DATA FOR REVIEW —
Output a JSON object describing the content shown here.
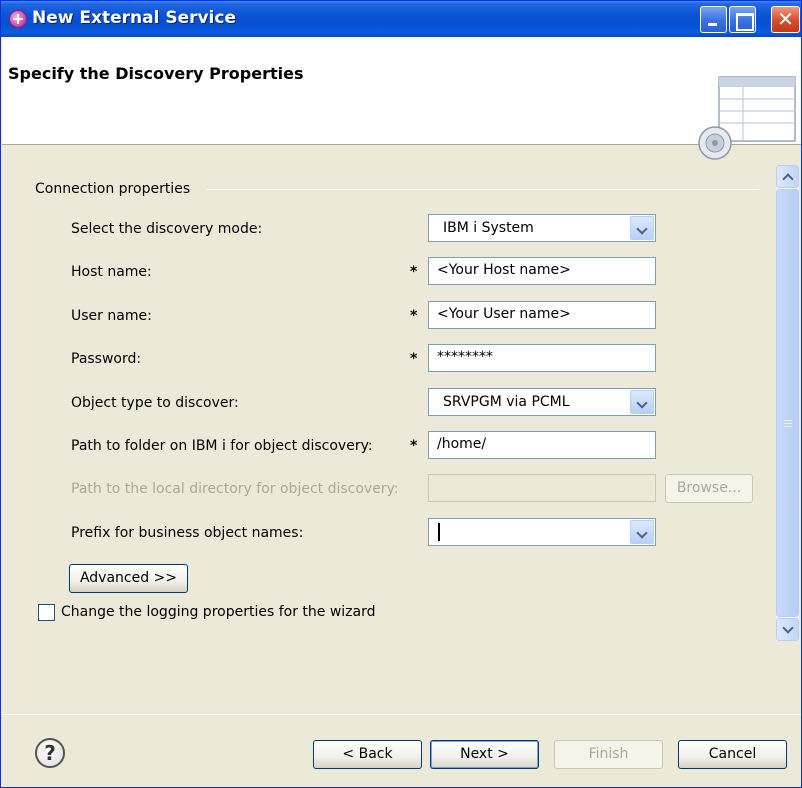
{
  "window": {
    "title": "New External Service"
  },
  "header": {
    "title": "Specify the Discovery Properties"
  },
  "group": {
    "title": "Connection properties"
  },
  "form": {
    "discovery_mode": {
      "label": "Select the discovery mode:",
      "value": "IBM i System"
    },
    "host_name": {
      "label": "Host name:",
      "value": "<Your Host name>",
      "required": "*"
    },
    "user_name": {
      "label": "User name:",
      "value": "<Your User name>",
      "required": "*"
    },
    "password": {
      "label": "Password:",
      "value": "********",
      "required": "*"
    },
    "object_type": {
      "label": "Object type to discover:",
      "value": "SRVPGM via PCML"
    },
    "ibmi_path": {
      "label": "Path to folder on IBM i for object discovery:",
      "value": "/home/",
      "required": "*"
    },
    "local_dir": {
      "label": "Path to the local directory for object discovery:",
      "value": "",
      "browse_label": "Browse..."
    },
    "prefix": {
      "label": "Prefix for business object names:",
      "value": ""
    },
    "advanced_label": "Advanced >>",
    "logging_checkbox_label": "Change the logging properties for the wizard"
  },
  "buttons": {
    "back": "< Back",
    "next": "Next >",
    "finish": "Finish",
    "cancel": "Cancel"
  },
  "icons": {
    "help": "?"
  }
}
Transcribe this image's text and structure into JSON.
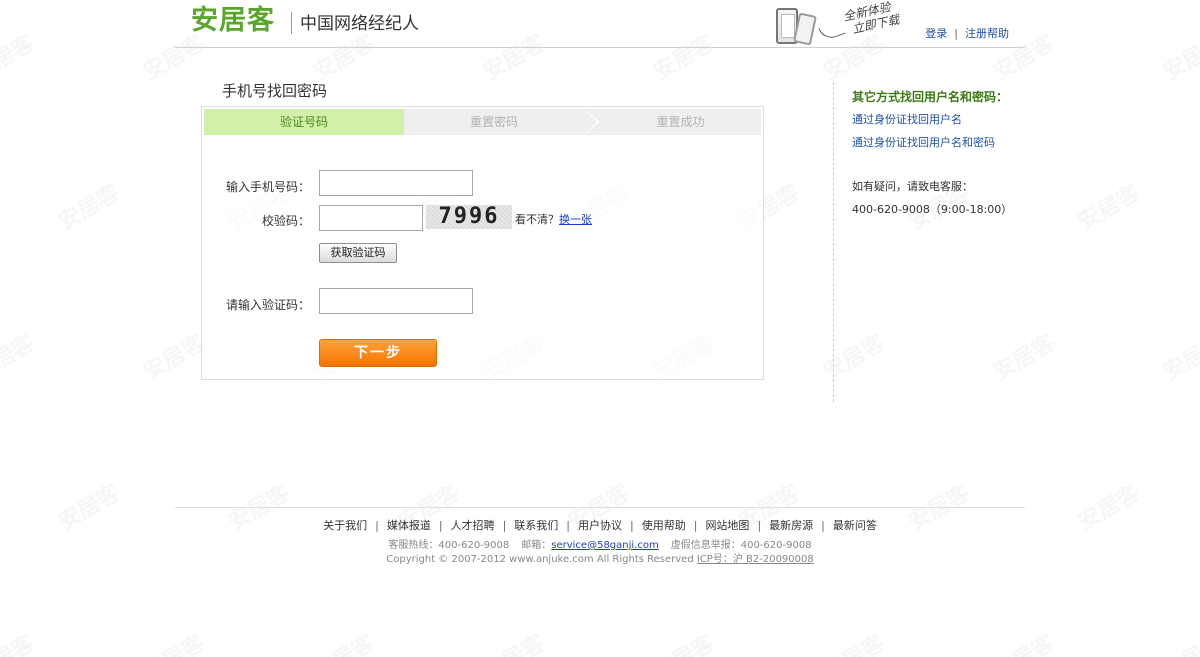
{
  "header": {
    "logo": "安居客",
    "slogan": "中国网络经纪人",
    "promo_line1": "全新体验",
    "promo_line2": "立即下载",
    "login": "登录",
    "register_help": "注册帮助",
    "separator": "|"
  },
  "page_title": "手机号找回密码",
  "steps": [
    {
      "label": "验证号码",
      "active": true
    },
    {
      "label": "重置密码",
      "active": false
    },
    {
      "label": "重置成功",
      "active": false
    }
  ],
  "form": {
    "phone_label": "输入手机号码：",
    "phone_value": "",
    "check_label": "校验码：",
    "check_value": "",
    "captcha_text": "7996",
    "cant_see": "看不清？",
    "change_one": "换一张",
    "get_code_button": "获取验证码",
    "code_label": "请输入验证码：",
    "code_value": "",
    "next_button": "下一步"
  },
  "side": {
    "title": "其它方式找回用户名和密码：",
    "link1": "通过身份证找回用户名",
    "link2": "通过身份证找回用户名和密码",
    "contact_label": "如有疑问，请致电客服：",
    "contact_phone": "400-620-9008（9:00-18:00）"
  },
  "footer": {
    "nav": [
      "关于我们",
      "媒体报道",
      "人才招聘",
      "联系我们",
      "用户协议",
      "使用帮助",
      "网站地图",
      "最新房源",
      "最新问答"
    ],
    "hotline": "客服热线：400-620-9008",
    "email_label": "邮箱：",
    "email": "service@58ganji.com",
    "report": "虚假信息举报：400-620-9008",
    "copyright": "Copyright © 2007-2012 www.anjuke.com All Rights Reserved",
    "icp": "ICP号：沪 B2-20090008"
  },
  "watermark_text": "安居客",
  "colors": {
    "brand_green": "#5aa52b",
    "active_step_bg": "#d1f0a8",
    "next_button_orange": "#f87400",
    "link_blue": "#1f4fa8"
  }
}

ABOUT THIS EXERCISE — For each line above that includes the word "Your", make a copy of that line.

REPLY TO THE EXERCISE —
      "value": "<Your Host name>",
      "value": "<Your User name>",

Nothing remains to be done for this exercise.